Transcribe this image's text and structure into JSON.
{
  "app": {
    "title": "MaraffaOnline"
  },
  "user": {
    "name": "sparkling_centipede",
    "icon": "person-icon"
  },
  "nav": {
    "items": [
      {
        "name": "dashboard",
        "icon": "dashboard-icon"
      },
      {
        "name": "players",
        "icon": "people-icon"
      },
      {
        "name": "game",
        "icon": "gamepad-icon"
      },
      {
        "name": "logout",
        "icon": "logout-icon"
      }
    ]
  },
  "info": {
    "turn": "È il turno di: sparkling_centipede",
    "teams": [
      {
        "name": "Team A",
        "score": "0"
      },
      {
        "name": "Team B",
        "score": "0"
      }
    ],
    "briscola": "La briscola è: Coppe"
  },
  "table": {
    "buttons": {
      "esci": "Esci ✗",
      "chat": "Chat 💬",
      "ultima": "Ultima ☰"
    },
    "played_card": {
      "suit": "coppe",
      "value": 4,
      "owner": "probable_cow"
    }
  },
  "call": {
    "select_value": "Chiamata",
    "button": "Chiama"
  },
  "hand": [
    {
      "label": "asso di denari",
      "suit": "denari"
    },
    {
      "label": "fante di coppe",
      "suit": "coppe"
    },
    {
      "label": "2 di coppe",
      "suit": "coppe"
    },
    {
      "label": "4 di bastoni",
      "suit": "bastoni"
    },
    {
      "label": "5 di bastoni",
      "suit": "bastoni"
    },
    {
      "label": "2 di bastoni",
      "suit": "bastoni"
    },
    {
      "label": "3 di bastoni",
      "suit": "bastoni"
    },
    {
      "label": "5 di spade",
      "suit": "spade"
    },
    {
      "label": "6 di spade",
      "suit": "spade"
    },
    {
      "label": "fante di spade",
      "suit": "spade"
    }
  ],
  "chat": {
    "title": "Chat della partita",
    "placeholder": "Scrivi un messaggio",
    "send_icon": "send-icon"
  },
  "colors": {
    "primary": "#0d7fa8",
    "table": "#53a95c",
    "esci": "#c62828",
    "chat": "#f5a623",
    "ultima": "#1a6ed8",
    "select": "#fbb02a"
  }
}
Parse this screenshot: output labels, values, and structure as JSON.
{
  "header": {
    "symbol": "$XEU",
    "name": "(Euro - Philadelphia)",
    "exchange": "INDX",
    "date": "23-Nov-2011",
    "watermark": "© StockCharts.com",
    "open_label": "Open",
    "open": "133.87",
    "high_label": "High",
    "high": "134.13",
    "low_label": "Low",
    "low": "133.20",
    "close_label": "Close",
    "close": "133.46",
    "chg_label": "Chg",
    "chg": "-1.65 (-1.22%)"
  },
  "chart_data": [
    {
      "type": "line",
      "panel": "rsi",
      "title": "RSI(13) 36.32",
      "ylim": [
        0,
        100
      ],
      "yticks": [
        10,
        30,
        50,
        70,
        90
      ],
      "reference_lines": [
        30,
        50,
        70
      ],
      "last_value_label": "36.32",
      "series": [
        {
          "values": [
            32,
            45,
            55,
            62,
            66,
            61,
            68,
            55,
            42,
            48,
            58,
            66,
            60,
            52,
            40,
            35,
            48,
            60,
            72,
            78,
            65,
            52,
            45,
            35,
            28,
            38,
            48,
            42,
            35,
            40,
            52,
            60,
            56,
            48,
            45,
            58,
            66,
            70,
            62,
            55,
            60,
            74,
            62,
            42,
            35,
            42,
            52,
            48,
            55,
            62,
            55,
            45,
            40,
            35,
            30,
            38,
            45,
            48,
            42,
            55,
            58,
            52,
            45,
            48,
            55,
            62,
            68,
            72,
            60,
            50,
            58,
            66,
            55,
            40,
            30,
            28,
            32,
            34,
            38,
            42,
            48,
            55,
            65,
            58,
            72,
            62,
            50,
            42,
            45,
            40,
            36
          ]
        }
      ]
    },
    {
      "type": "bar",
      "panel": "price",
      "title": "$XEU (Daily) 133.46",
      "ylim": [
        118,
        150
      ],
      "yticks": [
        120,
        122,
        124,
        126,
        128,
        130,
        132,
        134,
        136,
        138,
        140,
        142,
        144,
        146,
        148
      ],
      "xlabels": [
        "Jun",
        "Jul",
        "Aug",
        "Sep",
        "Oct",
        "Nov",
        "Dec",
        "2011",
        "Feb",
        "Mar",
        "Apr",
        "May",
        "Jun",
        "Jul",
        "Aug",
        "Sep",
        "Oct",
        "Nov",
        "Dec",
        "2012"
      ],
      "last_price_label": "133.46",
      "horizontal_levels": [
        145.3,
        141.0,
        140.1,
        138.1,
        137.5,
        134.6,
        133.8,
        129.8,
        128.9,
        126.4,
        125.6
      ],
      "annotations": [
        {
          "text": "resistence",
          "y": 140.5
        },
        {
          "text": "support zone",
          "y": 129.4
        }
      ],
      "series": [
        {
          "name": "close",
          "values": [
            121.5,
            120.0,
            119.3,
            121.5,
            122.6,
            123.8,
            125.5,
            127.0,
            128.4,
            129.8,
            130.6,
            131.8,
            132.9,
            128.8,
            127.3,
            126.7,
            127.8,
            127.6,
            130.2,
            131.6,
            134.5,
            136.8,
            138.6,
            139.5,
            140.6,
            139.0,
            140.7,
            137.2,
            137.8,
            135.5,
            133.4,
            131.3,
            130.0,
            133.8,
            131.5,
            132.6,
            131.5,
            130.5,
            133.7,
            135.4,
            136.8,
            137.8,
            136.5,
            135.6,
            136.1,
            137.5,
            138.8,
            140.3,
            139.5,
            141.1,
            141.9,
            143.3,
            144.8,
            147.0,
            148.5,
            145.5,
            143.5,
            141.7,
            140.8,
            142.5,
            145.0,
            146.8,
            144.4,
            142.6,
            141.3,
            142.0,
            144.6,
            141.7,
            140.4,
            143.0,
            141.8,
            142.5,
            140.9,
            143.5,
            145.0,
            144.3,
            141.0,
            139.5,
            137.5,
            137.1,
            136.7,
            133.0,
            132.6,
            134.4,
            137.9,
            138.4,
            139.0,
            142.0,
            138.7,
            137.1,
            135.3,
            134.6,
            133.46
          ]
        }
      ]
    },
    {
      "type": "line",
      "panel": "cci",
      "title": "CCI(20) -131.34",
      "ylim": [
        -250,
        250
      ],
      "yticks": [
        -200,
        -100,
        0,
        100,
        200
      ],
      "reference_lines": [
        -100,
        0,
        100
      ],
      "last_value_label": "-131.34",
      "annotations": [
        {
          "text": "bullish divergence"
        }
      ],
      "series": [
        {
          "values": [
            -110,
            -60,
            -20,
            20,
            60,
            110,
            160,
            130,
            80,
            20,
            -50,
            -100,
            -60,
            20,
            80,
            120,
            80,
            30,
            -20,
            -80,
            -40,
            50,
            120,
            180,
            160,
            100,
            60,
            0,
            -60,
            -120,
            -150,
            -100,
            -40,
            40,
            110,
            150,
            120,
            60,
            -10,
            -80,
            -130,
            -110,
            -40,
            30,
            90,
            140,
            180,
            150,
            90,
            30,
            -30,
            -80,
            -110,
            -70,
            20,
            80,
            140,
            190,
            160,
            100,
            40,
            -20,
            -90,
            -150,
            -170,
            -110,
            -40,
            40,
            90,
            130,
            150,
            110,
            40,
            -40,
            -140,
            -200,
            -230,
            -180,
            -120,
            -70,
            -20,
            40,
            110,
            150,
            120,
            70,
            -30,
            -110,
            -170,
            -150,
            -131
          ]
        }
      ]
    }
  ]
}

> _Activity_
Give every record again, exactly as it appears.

> _Solution to this problem_
Transcribe this image's text and structure into JSON.
{
  "app": {
    "title": "MaraffaOnline"
  },
  "user": {
    "name": "sparkling_centipede",
    "icon": "person-icon"
  },
  "nav": {
    "items": [
      {
        "name": "dashboard",
        "icon": "dashboard-icon"
      },
      {
        "name": "players",
        "icon": "people-icon"
      },
      {
        "name": "game",
        "icon": "gamepad-icon"
      },
      {
        "name": "logout",
        "icon": "logout-icon"
      }
    ]
  },
  "info": {
    "turn": "È il turno di: sparkling_centipede",
    "teams": [
      {
        "name": "Team A",
        "score": "0"
      },
      {
        "name": "Team B",
        "score": "0"
      }
    ],
    "briscola": "La briscola è: Coppe"
  },
  "table": {
    "buttons": {
      "esci": "Esci ✗",
      "chat": "Chat 💬",
      "ultima": "Ultima ☰"
    },
    "played_card": {
      "suit": "coppe",
      "value": 4,
      "owner": "probable_cow"
    }
  },
  "call": {
    "select_value": "Chiamata",
    "button": "Chiama"
  },
  "hand": [
    {
      "label": "asso di denari",
      "suit": "denari"
    },
    {
      "label": "fante di coppe",
      "suit": "coppe"
    },
    {
      "label": "2 di coppe",
      "suit": "coppe"
    },
    {
      "label": "4 di bastoni",
      "suit": "bastoni"
    },
    {
      "label": "5 di bastoni",
      "suit": "bastoni"
    },
    {
      "label": "2 di bastoni",
      "suit": "bastoni"
    },
    {
      "label": "3 di bastoni",
      "suit": "bastoni"
    },
    {
      "label": "5 di spade",
      "suit": "spade"
    },
    {
      "label": "6 di spade",
      "suit": "spade"
    },
    {
      "label": "fante di spade",
      "suit": "spade"
    }
  ],
  "chat": {
    "title": "Chat della partita",
    "placeholder": "Scrivi un messaggio",
    "send_icon": "send-icon"
  },
  "colors": {
    "primary": "#0d7fa8",
    "table": "#53a95c",
    "esci": "#c62828",
    "chat": "#f5a623",
    "ultima": "#1a6ed8",
    "select": "#fbb02a"
  }
}
Parse this screenshot: output labels, values, and structure as JSON.
{
  "header": {
    "symbol": "$XEU",
    "name": "(Euro - Philadelphia)",
    "exchange": "INDX",
    "date": "23-Nov-2011",
    "watermark": "© StockCharts.com",
    "open_label": "Open",
    "open": "133.87",
    "high_label": "High",
    "high": "134.13",
    "low_label": "Low",
    "low": "133.20",
    "close_label": "Close",
    "close": "133.46",
    "chg_label": "Chg",
    "chg": "-1.65 (-1.22%)"
  },
  "chart_data": [
    {
      "type": "line",
      "panel": "rsi",
      "title": "RSI(13) 36.32",
      "ylim": [
        0,
        100
      ],
      "yticks": [
        10,
        30,
        50,
        70,
        90
      ],
      "reference_lines": [
        30,
        50,
        70
      ],
      "last_value_label": "36.32",
      "series": [
        {
          "values": [
            32,
            45,
            55,
            62,
            66,
            61,
            68,
            55,
            42,
            48,
            58,
            66,
            60,
            52,
            40,
            35,
            48,
            60,
            72,
            78,
            65,
            52,
            45,
            35,
            28,
            38,
            48,
            42,
            35,
            40,
            52,
            60,
            56,
            48,
            45,
            58,
            66,
            70,
            62,
            55,
            60,
            74,
            62,
            42,
            35,
            42,
            52,
            48,
            55,
            62,
            55,
            45,
            40,
            35,
            30,
            38,
            45,
            48,
            42,
            55,
            58,
            52,
            45,
            48,
            55,
            62,
            68,
            72,
            60,
            50,
            58,
            66,
            55,
            40,
            30,
            28,
            32,
            34,
            38,
            42,
            48,
            55,
            65,
            58,
            72,
            62,
            50,
            42,
            45,
            40,
            36
          ]
        }
      ]
    },
    {
      "type": "bar",
      "panel": "price",
      "title": "$XEU (Daily) 133.46",
      "ylim": [
        118,
        150
      ],
      "yticks": [
        120,
        122,
        124,
        126,
        128,
        130,
        132,
        134,
        136,
        138,
        140,
        142,
        144,
        146,
        148
      ],
      "xlabels": [
        "Jun",
        "Jul",
        "Aug",
        "Sep",
        "Oct",
        "Nov",
        "Dec",
        "2011",
        "Feb",
        "Mar",
        "Apr",
        "May",
        "Jun",
        "Jul",
        "Aug",
        "Sep",
        "Oct",
        "Nov",
        "Dec",
        "2012"
      ],
      "last_price_label": "133.46",
      "horizontal_levels": [
        145.3,
        141.0,
        140.1,
        138.1,
        137.5,
        134.6,
        133.8,
        129.8,
        128.9,
        126.4,
        125.6
      ],
      "annotations": [
        {
          "text": "resistence",
          "y": 140.5
        },
        {
          "text": "support zone",
          "y": 129.4
        }
      ],
      "series": [
        {
          "name": "close",
          "values": [
            121.5,
            120.0,
            119.3,
            121.5,
            122.6,
            123.8,
            125.5,
            127.0,
            128.4,
            129.8,
            130.6,
            131.8,
            132.9,
            128.8,
            127.3,
            126.7,
            127.8,
            127.6,
            130.2,
            131.6,
            134.5,
            136.8,
            138.6,
            139.5,
            140.6,
            139.0,
            140.7,
            137.2,
            137.8,
            135.5,
            133.4,
            131.3,
            130.0,
            133.8,
            131.5,
            132.6,
            131.5,
            130.5,
            133.7,
            135.4,
            136.8,
            137.8,
            136.5,
            135.6,
            136.1,
            137.5,
            138.8,
            140.3,
            139.5,
            141.1,
            141.9,
            143.3,
            144.8,
            147.0,
            148.5,
            145.5,
            143.5,
            141.7,
            140.8,
            142.5,
            145.0,
            146.8,
            144.4,
            142.6,
            141.3,
            142.0,
            144.6,
            141.7,
            140.4,
            143.0,
            141.8,
            142.5,
            140.9,
            143.5,
            145.0,
            144.3,
            141.0,
            139.5,
            137.5,
            137.1,
            136.7,
            133.0,
            132.6,
            134.4,
            137.9,
            138.4,
            139.0,
            142.0,
            138.7,
            137.1,
            135.3,
            134.6,
            133.46
          ]
        }
      ]
    },
    {
      "type": "line",
      "panel": "cci",
      "title": "CCI(20) -131.34",
      "ylim": [
        -250,
        250
      ],
      "yticks": [
        -200,
        -100,
        0,
        100,
        200
      ],
      "reference_lines": [
        -100,
        0,
        100
      ],
      "last_value_label": "-131.34",
      "annotations": [
        {
          "text": "bullish divergence"
        }
      ],
      "series": [
        {
          "values": [
            -110,
            -60,
            -20,
            20,
            60,
            110,
            160,
            130,
            80,
            20,
            -50,
            -100,
            -60,
            20,
            80,
            120,
            80,
            30,
            -20,
            -80,
            -40,
            50,
            120,
            180,
            160,
            100,
            60,
            0,
            -60,
            -120,
            -150,
            -100,
            -40,
            40,
            110,
            150,
            120,
            60,
            -10,
            -80,
            -130,
            -110,
            -40,
            30,
            90,
            140,
            180,
            150,
            90,
            30,
            -30,
            -80,
            -110,
            -70,
            20,
            80,
            140,
            190,
            160,
            100,
            40,
            -20,
            -90,
            -150,
            -170,
            -110,
            -40,
            40,
            90,
            130,
            150,
            110,
            40,
            -40,
            -140,
            -200,
            -230,
            -180,
            -120,
            -70,
            -20,
            40,
            110,
            150,
            120,
            70,
            -30,
            -110,
            -170,
            -150,
            -131
          ]
        }
      ]
    }
  ]
}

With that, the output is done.